CINCINNATI -- Ohio's latest attempt at giving educators flexibility to innovate rolls out this fall when schools do away with snow days and count required time in school by the hour instead of the day.
Last year's harsh winter forced many school districts to extend their school years or eliminate scheduled off days to make up for all of the snow days – technically called calamity days by Ohio.
But beginning this fall, calamity days are history, along with the 180-day minimum that most public and private schools had to meet. Instead, schools will have to hold class or other supervised instruction for a minimum number of hours:
• 1,001 hours for grades 7-12
• 910 hours for full-day kindergarten through sixth grade
• 455 hours for half-day kindergarten.

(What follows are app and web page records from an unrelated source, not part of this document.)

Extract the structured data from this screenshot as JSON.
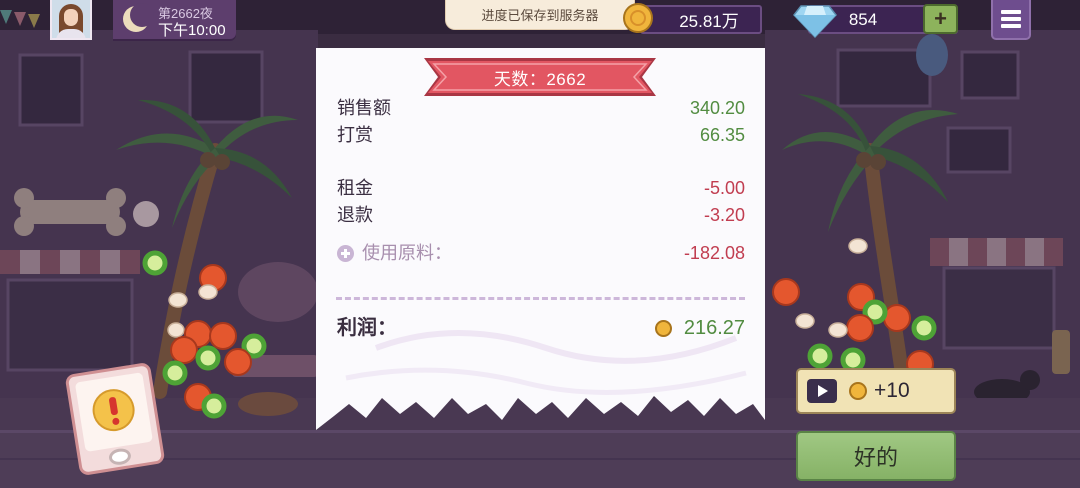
{
  "hud": {
    "night_label": "第2662夜",
    "time_label": "下午10:00",
    "save_toast": "进度已保存到服务器",
    "coin_balance": "25.81万",
    "gem_balance": "854",
    "add_gems_label": "+"
  },
  "receipt": {
    "day_banner": "天数：2662",
    "income": [
      {
        "label": "销售额",
        "value": "340.20"
      },
      {
        "label": "打赏",
        "value": "66.35"
      }
    ],
    "expenses": [
      {
        "label": "租金",
        "value": "-5.00"
      },
      {
        "label": "退款",
        "value": "-3.20"
      }
    ],
    "ingredients": {
      "label": "使用原料：",
      "value": "-182.08"
    },
    "profit": {
      "label": "利润：",
      "value": "216.27"
    }
  },
  "actions": {
    "ad_reward_label": "+10",
    "ok_label": "好的"
  },
  "icons": {
    "avatar": "player-portrait",
    "moon": "crescent-moon-icon",
    "coin": "coin-icon",
    "gem": "diamond-icon",
    "menu": "hamburger-menu-icon",
    "expand_ingredients": "plus-circle-icon",
    "watch_ad": "play-video-icon",
    "alert": "exclamation-icon"
  },
  "colors": {
    "positive_value": "#528c41",
    "negative_value": "#c13d50",
    "banner": "#e25662",
    "ok_button": "#92bd72",
    "ad_button": "#f1e3b5",
    "hud_panel": "#3c2452",
    "scene_background": "#3a2c41"
  }
}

When schools are forced to close for bad weather or a busted boiler, they can still meet the minimum number of hours required as long as they have scheduled an adequate number of extra ones. Schools can still use up to three "blizzard bags" – instructional materials to be used at home when schools are closed.
The law requires schools to stick to five-day class weeks, but schools and districts choose to shorten their school years by lengthening their school days if they wish, said John Charlton, an Ohio Department of Education spokesman.
"The law provides some flexibility for schools and districts to schedule class time," he said. "And if they are going to make a change to the schedule, it has to be approved by the school board and be discussed in a public meeting."
The change applies to Catholic and other private schools as well as public schools, with the exception of schools whose teachers are under existing contracts that conflict with the change and non-traditional schools that are granted waivers by the state.
State guidelines consider study halls, religious services and even time between classes as legitimate hours spent in school. Sports and other extracurricular activities and events that involve some but not all students do not count.
Charlton said schools were in session an average of 1,126 hours last year, leaving them a big cushion for unexpected closures if they stick to similar schedules. He said most superintendents he has talked to don't intend to reduce class time even if they're many hours over the minimum.
"Most feel they don’t want to shorten the school day because they want to get as much time in the seats as possible," he said.
Greater Cincinnati parents, educators and advocates reacted positively to the change, although some were not aware of it.
"I think there's a big knowledge gap out there among people who don’t realize the change," said Dr. Erin Fries, president of the Parent Teacher Organization at St. Gabriel School in Glendale.
With the new flexibility, St. Gabriel shortened its school year by about five days this year, which still gives the school about a 20-day cushion for unscheduled closures. "Even with the winter like we had last year, we wouldn't need that many. We still have plenty of cushion," Fries said.
Last year, St. Gabriel used all of its calamity days and used one "blizzard bag," which allows schools to assign work to be done at home in lieu of actual class time. The school was glad to be able to shorten its year by a few days but wouldn't have considered slashing the calendar.
"We have a lot of curriculum we want to complete," Fries said. " We didn't want to say let's just do the minimum."
Andrew Benson, president of Smart Schools, an education consultancy in Cincinnati, said the change won't mean a rush to slash school years because students still need to demonstrate a mastery of subjects through standardized tests.
"I think as long as you're tight on outcomes, it really doesn't matter," he said.
Benson sees the change as a step toward focusing less on time sitting in class and more on what students are getting out of school.
"Eventually, you want to get to a system where you're just caring about outcomes and not prescribing inputs," he said. "Not all kids learn at the same pace the same way. You'd want to have a greater flexibility on how you deliver education coupled with a very clear and rigorous assessment of outcomes."
Ann Margolis, president of Sycamore Junior High School PTO, said her school was happy to comply with the new mandate.
"From what I understand, Sycamore has the equivalent of 16 extra days over what the minimum number of hour requirements are, so we're already ahead of the game," she said. "I like to know that my district is thinking about what's best for our children."